═════ DATA TO PROCESS ═════

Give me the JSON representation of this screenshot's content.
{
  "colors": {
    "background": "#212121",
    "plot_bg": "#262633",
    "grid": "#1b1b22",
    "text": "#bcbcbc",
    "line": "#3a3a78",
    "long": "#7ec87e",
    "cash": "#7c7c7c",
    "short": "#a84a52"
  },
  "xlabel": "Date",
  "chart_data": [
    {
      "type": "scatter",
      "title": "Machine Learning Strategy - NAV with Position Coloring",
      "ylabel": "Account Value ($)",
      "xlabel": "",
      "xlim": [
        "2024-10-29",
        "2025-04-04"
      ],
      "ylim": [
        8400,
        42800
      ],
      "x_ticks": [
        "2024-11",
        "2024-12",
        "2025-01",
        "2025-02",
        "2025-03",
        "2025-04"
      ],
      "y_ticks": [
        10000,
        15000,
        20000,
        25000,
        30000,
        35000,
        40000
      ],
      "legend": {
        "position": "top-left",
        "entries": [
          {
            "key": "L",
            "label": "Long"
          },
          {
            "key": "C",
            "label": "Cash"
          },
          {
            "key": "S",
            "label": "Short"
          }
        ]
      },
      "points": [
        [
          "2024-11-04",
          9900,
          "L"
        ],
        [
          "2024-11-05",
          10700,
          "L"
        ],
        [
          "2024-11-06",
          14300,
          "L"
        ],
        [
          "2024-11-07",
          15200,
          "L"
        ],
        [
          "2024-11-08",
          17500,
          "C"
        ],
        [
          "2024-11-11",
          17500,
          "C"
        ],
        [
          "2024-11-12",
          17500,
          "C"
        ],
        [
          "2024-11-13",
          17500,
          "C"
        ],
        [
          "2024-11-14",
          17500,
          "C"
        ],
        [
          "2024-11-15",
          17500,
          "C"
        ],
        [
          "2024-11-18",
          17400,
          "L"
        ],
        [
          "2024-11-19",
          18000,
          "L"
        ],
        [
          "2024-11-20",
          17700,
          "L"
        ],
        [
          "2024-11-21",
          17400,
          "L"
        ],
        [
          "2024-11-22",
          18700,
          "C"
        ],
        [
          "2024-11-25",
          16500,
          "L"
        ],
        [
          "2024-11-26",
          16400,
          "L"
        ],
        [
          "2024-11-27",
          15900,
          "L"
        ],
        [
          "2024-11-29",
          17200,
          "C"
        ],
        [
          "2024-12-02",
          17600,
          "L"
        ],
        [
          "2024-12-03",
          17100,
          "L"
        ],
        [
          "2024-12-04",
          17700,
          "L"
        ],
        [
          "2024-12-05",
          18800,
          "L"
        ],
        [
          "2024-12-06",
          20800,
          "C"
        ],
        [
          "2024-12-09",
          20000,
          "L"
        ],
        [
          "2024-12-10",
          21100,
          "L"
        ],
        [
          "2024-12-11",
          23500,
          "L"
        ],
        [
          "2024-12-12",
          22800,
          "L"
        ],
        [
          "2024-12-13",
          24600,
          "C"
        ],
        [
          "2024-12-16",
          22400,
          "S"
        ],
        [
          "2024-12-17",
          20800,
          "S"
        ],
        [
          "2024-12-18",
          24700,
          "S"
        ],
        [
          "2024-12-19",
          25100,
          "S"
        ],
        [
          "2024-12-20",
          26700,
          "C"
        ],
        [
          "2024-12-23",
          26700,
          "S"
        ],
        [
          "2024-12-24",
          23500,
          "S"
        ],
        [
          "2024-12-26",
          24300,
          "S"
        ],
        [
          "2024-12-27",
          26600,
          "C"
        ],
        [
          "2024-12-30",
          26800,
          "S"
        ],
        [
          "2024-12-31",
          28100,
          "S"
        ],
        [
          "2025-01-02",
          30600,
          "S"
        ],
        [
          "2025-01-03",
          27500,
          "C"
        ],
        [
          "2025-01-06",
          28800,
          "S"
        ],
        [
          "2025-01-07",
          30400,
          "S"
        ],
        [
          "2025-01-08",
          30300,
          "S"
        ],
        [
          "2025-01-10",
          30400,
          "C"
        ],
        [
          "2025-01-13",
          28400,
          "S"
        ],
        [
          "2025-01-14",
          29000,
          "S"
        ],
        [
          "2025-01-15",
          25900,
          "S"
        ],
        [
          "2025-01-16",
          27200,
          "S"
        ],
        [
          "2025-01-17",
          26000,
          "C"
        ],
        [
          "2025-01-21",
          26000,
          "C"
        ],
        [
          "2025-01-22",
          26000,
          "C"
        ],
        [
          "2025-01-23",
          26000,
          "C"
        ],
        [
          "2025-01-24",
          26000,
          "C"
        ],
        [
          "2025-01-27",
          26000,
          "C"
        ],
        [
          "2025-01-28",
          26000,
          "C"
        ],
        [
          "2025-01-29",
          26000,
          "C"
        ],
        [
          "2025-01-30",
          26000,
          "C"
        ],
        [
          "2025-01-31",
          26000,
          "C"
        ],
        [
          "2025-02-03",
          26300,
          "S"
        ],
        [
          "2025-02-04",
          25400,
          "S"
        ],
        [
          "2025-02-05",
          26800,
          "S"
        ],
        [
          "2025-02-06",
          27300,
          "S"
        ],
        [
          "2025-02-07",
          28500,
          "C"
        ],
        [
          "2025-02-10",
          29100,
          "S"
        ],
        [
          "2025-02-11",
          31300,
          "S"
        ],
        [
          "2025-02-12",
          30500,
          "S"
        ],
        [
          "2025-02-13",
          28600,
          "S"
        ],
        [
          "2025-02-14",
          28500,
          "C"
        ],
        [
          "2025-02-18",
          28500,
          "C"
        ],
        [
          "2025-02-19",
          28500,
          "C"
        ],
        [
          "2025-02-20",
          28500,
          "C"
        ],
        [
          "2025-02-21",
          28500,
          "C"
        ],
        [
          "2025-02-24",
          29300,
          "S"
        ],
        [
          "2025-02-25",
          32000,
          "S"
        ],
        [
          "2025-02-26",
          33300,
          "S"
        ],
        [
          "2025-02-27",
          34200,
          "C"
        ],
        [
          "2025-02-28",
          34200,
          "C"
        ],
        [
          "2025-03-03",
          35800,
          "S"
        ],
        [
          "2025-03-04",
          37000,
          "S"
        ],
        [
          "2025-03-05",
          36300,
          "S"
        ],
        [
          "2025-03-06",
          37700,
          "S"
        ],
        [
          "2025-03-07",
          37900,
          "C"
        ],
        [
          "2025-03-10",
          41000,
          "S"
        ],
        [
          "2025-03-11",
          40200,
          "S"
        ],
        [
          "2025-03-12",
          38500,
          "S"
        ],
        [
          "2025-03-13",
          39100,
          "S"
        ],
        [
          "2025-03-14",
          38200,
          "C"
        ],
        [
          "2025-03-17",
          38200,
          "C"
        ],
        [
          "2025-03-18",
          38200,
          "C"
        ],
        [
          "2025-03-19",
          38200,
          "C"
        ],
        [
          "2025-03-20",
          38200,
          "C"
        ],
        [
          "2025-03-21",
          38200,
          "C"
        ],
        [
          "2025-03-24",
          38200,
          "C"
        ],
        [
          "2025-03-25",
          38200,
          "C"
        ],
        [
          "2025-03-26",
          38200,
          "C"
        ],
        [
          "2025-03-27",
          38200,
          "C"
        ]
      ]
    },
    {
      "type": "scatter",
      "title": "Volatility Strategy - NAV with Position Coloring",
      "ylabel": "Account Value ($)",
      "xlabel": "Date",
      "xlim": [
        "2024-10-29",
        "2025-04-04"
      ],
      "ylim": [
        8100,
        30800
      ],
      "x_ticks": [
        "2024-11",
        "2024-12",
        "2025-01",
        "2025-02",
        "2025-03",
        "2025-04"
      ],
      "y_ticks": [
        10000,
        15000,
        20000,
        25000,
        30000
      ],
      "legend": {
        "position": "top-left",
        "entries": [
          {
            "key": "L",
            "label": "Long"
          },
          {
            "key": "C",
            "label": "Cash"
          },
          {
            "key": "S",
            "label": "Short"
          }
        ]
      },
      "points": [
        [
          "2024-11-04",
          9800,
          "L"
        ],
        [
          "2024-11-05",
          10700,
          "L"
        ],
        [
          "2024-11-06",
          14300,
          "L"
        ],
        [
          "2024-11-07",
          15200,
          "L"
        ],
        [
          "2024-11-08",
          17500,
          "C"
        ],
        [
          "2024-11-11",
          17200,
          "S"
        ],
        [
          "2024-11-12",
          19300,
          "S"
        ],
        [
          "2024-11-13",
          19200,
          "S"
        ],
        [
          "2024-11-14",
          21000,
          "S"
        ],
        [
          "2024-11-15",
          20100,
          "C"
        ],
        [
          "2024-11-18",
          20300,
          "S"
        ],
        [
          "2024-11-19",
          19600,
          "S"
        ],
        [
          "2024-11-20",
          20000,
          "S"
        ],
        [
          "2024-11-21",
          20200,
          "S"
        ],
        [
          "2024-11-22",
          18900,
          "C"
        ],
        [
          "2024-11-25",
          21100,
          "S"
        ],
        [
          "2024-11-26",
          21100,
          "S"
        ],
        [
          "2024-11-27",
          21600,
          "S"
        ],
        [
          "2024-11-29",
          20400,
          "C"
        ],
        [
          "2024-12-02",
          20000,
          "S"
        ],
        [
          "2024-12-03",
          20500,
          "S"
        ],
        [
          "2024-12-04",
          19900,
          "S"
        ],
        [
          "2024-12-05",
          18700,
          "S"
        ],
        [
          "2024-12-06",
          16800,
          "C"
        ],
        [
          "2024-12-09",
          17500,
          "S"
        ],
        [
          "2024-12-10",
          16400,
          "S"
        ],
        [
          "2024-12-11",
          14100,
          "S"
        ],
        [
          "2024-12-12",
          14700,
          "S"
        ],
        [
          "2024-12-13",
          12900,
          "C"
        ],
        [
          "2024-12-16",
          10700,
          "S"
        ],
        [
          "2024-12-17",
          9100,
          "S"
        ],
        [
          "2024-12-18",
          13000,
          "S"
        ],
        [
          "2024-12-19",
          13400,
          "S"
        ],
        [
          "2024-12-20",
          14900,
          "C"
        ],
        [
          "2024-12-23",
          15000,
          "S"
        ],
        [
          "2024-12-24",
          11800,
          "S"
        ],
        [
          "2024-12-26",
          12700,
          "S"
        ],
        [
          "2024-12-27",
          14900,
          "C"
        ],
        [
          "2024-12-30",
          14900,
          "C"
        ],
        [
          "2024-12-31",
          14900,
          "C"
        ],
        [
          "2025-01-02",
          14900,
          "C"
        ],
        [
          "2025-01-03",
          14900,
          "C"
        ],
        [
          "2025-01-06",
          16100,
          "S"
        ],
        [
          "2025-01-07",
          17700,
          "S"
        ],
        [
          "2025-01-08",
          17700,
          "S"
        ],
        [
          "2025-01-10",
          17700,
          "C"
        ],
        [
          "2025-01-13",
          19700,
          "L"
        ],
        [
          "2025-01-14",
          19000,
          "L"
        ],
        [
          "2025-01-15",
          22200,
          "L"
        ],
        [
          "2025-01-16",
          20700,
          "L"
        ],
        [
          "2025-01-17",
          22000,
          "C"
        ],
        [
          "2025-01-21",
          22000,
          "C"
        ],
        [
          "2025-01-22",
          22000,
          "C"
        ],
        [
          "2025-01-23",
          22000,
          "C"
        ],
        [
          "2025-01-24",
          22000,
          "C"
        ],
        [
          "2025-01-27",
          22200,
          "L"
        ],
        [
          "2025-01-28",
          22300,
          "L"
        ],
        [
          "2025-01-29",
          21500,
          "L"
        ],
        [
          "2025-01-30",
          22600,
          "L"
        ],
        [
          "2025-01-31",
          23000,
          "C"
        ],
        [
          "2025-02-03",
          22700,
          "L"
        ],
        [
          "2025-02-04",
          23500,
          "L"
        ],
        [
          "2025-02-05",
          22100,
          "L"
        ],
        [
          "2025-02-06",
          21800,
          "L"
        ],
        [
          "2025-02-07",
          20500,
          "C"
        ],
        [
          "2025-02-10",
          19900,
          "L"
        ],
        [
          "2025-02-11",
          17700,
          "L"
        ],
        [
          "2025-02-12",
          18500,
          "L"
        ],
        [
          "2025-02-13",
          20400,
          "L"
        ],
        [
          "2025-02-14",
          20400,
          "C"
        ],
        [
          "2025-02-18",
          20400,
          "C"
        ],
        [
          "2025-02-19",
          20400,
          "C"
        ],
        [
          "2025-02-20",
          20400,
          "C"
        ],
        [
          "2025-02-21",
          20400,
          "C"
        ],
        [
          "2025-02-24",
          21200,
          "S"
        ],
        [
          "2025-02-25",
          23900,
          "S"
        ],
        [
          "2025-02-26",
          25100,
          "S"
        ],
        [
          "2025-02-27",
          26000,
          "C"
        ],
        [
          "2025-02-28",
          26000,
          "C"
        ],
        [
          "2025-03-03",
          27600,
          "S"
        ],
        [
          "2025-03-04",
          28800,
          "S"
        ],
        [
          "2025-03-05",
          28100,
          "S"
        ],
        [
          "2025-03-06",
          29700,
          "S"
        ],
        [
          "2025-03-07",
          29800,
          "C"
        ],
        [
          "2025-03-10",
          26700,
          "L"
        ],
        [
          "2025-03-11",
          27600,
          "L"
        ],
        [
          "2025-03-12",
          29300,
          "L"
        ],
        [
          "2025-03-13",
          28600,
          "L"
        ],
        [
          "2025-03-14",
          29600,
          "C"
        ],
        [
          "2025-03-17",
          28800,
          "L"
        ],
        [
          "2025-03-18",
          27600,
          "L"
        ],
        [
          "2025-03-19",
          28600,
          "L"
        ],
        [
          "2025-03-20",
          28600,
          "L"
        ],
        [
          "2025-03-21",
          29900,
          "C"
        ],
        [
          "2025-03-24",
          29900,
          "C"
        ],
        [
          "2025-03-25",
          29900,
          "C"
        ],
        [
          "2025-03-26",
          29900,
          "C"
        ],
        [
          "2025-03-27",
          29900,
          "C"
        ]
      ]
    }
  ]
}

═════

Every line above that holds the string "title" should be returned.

      "title": "Machine Learning Strategy - NAV with Position Coloring",
      "title": "Volatility Strategy - NAV with Position Coloring",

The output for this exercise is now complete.